## WHAT IS REQUIRED
The lines wanted are those in the data below that include "AnnotationInvocationHandler".

Collected data
________________________

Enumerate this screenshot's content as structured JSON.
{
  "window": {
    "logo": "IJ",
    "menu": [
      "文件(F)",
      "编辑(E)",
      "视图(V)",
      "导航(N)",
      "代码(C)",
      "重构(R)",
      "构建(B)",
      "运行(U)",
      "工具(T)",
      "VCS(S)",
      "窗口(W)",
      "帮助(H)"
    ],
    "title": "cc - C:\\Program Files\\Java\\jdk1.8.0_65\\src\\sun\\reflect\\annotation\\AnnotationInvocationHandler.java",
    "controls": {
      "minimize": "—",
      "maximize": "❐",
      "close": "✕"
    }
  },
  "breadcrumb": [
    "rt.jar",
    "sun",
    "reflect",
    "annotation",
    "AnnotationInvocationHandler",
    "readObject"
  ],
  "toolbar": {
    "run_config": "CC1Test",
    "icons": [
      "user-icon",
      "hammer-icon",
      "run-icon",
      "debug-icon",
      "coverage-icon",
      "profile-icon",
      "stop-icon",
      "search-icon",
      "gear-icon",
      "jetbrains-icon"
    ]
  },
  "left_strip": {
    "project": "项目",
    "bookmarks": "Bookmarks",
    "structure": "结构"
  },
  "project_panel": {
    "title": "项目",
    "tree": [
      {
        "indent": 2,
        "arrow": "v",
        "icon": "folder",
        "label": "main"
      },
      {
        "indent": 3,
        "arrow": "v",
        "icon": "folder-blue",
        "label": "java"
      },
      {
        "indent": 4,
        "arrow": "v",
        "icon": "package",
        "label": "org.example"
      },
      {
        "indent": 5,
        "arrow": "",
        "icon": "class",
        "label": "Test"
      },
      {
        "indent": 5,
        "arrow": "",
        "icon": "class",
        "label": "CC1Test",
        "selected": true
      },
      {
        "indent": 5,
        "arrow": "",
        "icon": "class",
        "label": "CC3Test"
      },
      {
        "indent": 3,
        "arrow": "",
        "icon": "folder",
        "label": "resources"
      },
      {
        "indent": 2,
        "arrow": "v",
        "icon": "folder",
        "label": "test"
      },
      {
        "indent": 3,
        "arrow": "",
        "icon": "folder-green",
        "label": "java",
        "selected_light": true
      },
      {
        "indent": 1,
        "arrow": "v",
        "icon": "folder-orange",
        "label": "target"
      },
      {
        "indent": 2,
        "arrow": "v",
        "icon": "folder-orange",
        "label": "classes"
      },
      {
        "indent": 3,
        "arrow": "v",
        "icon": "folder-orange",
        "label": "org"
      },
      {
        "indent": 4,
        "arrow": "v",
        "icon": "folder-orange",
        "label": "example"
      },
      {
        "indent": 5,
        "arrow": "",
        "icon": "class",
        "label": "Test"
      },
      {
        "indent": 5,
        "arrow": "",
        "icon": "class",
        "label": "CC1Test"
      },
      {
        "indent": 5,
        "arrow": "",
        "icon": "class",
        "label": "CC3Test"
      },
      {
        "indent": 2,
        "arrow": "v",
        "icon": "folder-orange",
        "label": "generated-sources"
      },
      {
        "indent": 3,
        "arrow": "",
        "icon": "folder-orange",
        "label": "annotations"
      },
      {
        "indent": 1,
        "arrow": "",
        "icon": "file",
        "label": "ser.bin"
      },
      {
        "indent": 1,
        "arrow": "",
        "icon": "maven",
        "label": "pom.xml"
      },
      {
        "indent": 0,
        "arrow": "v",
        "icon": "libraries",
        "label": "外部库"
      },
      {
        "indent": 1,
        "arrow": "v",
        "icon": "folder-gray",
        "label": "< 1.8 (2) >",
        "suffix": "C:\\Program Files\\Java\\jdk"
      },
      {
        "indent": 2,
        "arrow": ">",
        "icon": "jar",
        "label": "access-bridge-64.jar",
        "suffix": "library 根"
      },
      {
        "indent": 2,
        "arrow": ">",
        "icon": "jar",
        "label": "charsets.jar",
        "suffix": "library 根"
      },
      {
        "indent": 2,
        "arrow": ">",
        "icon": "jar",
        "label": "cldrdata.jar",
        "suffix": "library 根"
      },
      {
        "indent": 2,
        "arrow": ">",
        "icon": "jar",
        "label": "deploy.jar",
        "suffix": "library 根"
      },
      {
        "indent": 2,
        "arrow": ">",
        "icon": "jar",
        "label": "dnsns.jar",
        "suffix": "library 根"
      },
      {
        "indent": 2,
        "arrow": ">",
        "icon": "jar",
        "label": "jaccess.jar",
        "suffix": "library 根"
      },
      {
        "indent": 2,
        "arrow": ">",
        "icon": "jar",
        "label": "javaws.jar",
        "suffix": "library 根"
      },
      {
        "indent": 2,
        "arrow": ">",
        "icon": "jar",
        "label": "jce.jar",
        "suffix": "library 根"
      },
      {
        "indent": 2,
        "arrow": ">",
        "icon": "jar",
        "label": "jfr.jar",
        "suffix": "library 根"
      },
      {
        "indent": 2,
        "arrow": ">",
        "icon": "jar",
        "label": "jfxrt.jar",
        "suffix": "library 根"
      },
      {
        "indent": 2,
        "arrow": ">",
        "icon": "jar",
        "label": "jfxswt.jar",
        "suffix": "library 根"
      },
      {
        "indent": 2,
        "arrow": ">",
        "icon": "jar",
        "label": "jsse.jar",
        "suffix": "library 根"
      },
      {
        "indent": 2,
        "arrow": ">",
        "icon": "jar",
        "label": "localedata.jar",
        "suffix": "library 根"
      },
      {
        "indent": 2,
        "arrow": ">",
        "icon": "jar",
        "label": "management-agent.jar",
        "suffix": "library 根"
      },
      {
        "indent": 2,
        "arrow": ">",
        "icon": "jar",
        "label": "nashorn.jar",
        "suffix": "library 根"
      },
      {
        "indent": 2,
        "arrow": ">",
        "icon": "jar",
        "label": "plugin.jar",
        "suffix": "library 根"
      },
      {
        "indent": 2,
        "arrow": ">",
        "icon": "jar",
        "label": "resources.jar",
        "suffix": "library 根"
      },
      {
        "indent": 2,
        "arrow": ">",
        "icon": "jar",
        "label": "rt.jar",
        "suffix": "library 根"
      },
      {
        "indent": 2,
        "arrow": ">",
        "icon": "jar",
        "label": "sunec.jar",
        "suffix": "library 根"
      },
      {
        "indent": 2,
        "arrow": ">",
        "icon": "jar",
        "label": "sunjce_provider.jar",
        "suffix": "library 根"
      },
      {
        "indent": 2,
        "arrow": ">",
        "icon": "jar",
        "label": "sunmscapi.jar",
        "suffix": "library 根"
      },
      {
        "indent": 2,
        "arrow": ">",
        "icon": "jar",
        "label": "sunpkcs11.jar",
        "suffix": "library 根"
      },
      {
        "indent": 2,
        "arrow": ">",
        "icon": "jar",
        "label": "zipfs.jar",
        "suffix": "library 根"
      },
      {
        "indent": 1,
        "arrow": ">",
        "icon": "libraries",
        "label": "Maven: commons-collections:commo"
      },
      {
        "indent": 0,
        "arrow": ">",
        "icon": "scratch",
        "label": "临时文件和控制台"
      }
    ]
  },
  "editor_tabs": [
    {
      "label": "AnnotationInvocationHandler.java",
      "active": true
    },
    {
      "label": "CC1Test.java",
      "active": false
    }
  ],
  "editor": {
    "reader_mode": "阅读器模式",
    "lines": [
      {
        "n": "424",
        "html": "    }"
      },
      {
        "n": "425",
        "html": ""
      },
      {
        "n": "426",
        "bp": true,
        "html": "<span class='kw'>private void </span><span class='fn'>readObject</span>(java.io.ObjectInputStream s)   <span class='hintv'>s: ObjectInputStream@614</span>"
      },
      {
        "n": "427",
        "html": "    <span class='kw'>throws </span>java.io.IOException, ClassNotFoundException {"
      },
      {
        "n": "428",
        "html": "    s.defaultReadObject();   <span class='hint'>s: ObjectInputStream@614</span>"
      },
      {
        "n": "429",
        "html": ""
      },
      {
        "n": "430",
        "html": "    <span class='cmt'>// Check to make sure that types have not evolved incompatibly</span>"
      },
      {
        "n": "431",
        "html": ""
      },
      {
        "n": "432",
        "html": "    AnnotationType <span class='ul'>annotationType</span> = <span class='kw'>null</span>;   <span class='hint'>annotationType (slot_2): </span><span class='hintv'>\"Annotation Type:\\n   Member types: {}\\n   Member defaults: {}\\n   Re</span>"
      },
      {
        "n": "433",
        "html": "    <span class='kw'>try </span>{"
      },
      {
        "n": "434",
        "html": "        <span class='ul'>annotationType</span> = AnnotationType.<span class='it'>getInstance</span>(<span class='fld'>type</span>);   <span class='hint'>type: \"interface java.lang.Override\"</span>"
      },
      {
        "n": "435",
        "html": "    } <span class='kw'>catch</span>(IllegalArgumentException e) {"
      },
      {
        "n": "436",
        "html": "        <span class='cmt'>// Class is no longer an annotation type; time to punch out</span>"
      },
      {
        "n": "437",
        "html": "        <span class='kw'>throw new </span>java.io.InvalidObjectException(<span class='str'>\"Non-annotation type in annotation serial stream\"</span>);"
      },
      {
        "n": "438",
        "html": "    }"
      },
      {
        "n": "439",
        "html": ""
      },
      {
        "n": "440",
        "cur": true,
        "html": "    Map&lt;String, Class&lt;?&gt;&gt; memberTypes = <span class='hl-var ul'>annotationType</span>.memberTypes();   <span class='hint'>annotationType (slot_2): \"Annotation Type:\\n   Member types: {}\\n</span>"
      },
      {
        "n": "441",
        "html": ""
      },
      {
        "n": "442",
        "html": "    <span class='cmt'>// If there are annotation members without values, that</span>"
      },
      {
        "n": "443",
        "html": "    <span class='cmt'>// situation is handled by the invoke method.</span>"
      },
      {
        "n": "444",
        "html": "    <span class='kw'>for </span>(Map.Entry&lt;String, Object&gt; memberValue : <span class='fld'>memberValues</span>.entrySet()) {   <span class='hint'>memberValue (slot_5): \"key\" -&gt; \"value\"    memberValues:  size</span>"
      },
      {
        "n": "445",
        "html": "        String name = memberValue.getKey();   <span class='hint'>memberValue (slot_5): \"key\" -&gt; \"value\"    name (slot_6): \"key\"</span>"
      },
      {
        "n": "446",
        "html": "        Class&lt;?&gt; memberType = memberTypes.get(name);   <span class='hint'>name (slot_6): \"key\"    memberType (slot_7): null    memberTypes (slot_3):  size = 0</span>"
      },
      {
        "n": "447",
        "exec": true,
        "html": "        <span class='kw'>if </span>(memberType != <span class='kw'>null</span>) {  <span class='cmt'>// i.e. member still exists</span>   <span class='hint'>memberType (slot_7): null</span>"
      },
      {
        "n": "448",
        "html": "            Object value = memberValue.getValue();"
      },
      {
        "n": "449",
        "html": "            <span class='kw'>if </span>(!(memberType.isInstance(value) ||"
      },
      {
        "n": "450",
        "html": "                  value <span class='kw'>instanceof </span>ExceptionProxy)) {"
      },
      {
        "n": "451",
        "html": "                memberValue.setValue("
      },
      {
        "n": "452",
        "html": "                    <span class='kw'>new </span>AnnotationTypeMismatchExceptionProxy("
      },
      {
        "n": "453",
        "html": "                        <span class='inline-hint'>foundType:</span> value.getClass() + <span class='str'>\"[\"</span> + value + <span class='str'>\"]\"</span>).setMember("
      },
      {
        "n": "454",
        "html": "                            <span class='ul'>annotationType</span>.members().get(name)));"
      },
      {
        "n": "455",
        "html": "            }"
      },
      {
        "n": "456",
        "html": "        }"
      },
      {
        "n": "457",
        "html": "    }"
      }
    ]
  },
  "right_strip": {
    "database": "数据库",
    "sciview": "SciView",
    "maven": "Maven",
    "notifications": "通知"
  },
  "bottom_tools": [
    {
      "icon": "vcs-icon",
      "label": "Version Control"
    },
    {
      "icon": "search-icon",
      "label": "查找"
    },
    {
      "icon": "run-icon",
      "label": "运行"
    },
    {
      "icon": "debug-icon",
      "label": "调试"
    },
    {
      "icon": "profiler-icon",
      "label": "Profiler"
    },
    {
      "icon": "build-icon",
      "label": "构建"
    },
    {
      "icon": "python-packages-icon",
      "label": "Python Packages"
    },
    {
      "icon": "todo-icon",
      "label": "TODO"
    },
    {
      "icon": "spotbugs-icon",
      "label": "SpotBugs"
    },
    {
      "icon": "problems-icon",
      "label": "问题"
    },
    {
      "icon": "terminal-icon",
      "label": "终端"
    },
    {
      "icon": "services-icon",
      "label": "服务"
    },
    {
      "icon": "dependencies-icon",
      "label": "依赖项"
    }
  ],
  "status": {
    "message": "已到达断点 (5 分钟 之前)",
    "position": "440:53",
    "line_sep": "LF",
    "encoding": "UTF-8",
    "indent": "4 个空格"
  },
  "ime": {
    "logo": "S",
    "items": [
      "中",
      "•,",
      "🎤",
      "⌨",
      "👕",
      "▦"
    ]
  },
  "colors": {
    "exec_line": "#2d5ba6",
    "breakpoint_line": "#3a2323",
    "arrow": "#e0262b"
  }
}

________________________

## ANSWER SECTION
    "title": "cc - C:\\Program Files\\Java\\jdk1.8.0_65\\src\\sun\\reflect\\annotation\\AnnotationInvocationHandler.java",
    "AnnotationInvocationHandler",
      "label": "AnnotationInvocationHandler.java",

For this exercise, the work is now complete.